» **Extracted information**:
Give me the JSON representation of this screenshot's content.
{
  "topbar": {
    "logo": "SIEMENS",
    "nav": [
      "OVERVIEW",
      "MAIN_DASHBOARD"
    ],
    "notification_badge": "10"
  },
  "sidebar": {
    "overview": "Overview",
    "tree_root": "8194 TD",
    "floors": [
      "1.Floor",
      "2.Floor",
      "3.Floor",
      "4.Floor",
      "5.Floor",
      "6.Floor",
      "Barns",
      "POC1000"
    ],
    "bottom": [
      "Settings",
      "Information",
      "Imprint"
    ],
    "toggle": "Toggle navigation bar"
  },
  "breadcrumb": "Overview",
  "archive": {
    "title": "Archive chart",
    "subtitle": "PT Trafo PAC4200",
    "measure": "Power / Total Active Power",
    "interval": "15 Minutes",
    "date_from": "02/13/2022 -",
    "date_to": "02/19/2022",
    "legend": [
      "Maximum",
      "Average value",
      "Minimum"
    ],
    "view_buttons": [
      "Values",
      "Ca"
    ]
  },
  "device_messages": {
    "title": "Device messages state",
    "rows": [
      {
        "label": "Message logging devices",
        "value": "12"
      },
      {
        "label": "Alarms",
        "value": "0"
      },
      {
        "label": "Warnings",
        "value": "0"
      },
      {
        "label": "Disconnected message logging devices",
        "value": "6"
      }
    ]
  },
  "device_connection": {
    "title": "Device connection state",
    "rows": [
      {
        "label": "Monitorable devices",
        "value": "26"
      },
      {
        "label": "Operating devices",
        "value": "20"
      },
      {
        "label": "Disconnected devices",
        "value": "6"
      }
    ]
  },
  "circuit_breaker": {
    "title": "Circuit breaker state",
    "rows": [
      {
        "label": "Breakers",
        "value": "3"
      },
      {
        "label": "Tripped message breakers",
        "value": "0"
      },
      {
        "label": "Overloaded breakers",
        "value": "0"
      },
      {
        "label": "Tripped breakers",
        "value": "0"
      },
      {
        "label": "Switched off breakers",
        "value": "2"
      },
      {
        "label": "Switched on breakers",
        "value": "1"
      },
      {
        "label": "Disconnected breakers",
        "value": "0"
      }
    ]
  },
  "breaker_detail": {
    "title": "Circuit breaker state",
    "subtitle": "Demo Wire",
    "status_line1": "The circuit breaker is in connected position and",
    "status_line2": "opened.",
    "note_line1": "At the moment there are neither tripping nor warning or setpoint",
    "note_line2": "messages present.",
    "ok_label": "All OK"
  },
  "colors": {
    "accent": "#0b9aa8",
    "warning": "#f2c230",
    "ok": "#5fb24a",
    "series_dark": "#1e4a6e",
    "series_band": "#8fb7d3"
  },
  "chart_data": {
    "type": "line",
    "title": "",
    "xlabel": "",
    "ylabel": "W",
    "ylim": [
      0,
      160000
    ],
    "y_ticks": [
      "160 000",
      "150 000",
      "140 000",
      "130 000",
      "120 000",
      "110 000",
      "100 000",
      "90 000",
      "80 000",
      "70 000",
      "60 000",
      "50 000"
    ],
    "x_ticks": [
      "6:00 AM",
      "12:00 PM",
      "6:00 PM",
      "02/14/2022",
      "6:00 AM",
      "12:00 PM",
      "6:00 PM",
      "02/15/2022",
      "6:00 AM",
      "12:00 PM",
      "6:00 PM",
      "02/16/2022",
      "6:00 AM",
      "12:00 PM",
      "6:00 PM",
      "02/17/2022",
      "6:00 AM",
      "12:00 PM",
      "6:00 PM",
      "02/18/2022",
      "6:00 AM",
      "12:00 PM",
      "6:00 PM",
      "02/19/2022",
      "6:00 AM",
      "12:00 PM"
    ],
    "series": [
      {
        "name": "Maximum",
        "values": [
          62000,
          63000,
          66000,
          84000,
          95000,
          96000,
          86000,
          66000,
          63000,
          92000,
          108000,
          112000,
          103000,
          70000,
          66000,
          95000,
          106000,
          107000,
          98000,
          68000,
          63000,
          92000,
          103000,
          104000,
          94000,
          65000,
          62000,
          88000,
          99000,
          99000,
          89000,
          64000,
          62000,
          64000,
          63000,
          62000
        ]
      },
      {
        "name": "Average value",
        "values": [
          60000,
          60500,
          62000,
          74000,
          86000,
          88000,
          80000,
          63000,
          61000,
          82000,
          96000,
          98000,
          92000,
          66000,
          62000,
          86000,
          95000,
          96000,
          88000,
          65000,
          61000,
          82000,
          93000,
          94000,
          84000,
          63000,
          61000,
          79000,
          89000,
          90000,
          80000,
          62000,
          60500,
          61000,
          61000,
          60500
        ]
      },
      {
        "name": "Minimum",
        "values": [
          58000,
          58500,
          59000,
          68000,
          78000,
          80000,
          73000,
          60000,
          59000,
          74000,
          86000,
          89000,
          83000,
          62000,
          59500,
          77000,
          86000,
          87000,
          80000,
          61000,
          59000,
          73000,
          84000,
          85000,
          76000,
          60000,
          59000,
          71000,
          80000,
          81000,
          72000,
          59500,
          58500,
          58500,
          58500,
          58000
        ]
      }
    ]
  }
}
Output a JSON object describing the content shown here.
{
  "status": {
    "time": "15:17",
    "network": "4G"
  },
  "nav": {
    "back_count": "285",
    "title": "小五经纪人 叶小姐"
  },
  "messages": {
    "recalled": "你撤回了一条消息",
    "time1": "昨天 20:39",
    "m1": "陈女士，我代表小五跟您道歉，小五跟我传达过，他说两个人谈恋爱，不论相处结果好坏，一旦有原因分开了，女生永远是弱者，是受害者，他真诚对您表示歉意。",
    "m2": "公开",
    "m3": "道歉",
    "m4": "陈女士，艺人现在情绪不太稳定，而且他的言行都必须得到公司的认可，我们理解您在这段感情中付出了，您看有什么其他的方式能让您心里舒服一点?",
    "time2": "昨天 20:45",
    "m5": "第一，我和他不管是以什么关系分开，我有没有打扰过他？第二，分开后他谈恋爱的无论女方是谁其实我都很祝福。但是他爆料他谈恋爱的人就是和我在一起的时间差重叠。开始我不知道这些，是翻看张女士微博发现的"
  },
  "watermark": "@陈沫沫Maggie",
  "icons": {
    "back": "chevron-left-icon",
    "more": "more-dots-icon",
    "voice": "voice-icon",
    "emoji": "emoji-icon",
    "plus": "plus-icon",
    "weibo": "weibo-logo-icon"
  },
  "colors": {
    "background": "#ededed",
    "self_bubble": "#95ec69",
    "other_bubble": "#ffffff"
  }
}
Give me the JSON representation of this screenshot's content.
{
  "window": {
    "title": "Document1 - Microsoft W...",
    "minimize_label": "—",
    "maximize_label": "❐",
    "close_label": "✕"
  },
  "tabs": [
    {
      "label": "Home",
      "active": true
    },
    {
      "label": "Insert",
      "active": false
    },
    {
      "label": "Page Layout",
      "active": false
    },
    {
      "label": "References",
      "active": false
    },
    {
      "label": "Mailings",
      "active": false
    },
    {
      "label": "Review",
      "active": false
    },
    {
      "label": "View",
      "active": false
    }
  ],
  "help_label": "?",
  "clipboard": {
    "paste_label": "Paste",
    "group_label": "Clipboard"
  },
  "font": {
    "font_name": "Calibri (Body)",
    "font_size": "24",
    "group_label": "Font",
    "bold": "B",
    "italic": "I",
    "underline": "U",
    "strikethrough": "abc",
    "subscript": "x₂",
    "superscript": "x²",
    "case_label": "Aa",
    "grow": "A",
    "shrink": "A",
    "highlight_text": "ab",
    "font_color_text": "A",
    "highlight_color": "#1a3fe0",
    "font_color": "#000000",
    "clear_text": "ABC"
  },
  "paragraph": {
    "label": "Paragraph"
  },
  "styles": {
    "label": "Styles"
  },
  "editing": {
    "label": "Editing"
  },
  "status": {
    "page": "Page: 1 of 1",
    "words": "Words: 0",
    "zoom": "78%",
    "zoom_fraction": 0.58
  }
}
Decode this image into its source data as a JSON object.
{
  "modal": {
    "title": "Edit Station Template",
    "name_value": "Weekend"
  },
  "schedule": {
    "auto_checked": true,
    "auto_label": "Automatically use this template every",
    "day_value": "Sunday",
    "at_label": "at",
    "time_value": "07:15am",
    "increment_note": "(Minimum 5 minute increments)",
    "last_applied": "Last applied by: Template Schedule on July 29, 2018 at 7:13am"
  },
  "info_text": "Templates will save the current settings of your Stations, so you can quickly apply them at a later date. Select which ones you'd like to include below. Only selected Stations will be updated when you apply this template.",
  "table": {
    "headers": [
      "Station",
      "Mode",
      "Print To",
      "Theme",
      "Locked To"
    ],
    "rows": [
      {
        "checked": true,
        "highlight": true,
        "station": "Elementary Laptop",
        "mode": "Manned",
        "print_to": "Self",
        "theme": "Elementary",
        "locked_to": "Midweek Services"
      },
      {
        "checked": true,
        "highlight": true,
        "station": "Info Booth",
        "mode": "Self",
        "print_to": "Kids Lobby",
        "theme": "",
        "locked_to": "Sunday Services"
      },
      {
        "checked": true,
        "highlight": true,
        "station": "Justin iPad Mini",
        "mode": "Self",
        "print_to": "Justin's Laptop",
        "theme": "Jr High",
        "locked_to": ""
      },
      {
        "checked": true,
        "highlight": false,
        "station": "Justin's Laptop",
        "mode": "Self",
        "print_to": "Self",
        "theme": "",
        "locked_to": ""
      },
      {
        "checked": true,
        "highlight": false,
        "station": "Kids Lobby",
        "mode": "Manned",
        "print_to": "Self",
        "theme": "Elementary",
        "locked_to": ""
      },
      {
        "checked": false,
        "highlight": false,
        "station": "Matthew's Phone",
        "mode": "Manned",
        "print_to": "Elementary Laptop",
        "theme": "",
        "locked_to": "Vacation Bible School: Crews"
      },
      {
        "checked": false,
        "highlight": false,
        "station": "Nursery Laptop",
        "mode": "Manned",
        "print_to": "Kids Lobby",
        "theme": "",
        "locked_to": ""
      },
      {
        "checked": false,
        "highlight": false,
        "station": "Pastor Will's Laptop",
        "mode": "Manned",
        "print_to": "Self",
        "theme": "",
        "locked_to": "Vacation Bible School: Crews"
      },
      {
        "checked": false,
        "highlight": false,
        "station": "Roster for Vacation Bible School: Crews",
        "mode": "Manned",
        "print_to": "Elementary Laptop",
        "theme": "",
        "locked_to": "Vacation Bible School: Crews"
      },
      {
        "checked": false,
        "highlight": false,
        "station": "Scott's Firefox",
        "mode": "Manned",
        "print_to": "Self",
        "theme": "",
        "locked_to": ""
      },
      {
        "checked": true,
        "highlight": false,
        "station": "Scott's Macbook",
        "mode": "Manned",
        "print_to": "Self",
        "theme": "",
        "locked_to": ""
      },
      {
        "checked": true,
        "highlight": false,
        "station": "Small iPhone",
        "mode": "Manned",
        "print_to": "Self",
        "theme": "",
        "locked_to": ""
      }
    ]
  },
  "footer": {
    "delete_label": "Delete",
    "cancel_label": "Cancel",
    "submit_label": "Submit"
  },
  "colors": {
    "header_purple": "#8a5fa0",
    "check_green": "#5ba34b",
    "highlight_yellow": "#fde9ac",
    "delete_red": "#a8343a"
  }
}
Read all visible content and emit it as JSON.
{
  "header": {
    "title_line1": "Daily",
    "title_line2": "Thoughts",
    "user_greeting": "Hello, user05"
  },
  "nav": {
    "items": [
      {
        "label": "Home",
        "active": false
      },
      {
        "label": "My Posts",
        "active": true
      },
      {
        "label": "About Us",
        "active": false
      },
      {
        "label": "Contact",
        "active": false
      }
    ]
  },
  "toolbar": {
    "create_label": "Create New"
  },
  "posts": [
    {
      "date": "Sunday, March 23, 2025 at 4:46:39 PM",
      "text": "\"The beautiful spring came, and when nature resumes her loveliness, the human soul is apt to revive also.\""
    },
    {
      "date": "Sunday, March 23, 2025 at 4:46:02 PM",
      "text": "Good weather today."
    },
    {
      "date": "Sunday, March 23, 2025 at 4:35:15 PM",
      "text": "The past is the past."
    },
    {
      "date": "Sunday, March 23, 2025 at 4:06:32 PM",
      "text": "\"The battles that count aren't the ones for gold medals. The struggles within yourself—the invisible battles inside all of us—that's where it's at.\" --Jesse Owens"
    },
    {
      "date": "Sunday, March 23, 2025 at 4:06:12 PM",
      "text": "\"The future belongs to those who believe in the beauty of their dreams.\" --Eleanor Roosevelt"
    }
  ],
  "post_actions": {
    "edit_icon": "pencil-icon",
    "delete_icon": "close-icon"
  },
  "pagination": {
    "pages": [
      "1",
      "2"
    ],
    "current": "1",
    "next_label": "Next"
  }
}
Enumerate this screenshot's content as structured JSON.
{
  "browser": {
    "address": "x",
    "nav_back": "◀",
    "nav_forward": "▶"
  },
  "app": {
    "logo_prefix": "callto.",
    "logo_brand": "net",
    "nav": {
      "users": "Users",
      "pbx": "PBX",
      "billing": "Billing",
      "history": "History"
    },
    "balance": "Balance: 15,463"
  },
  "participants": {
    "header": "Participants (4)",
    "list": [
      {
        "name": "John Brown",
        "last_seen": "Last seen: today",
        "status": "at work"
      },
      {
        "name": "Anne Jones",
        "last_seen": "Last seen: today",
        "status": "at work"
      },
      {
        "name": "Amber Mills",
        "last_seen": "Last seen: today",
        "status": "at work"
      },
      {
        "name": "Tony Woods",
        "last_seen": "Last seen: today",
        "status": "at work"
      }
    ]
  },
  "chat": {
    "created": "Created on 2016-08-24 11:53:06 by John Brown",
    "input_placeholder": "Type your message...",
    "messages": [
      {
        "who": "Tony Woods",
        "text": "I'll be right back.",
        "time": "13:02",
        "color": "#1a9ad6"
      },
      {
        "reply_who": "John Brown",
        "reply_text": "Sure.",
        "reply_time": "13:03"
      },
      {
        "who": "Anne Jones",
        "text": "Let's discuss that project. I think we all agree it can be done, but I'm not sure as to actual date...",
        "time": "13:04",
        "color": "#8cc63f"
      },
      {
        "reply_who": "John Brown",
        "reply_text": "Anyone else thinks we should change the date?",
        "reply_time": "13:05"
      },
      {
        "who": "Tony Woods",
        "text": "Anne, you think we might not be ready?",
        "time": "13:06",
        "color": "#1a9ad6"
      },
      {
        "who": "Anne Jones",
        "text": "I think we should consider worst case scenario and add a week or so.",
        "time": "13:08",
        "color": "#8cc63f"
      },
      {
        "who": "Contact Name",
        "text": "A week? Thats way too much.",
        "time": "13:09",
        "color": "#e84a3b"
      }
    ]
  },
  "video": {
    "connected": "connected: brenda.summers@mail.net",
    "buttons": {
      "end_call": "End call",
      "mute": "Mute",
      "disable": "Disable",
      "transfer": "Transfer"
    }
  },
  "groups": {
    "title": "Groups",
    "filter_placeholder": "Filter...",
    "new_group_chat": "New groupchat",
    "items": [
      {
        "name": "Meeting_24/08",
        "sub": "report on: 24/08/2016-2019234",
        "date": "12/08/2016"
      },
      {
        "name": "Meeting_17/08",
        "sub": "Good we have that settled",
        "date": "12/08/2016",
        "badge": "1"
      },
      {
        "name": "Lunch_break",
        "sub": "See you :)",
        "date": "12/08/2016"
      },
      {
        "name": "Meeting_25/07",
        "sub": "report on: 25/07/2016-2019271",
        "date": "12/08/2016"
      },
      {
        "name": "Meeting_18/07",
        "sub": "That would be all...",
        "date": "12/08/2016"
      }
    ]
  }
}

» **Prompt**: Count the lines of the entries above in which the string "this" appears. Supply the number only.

» **Task response**: 6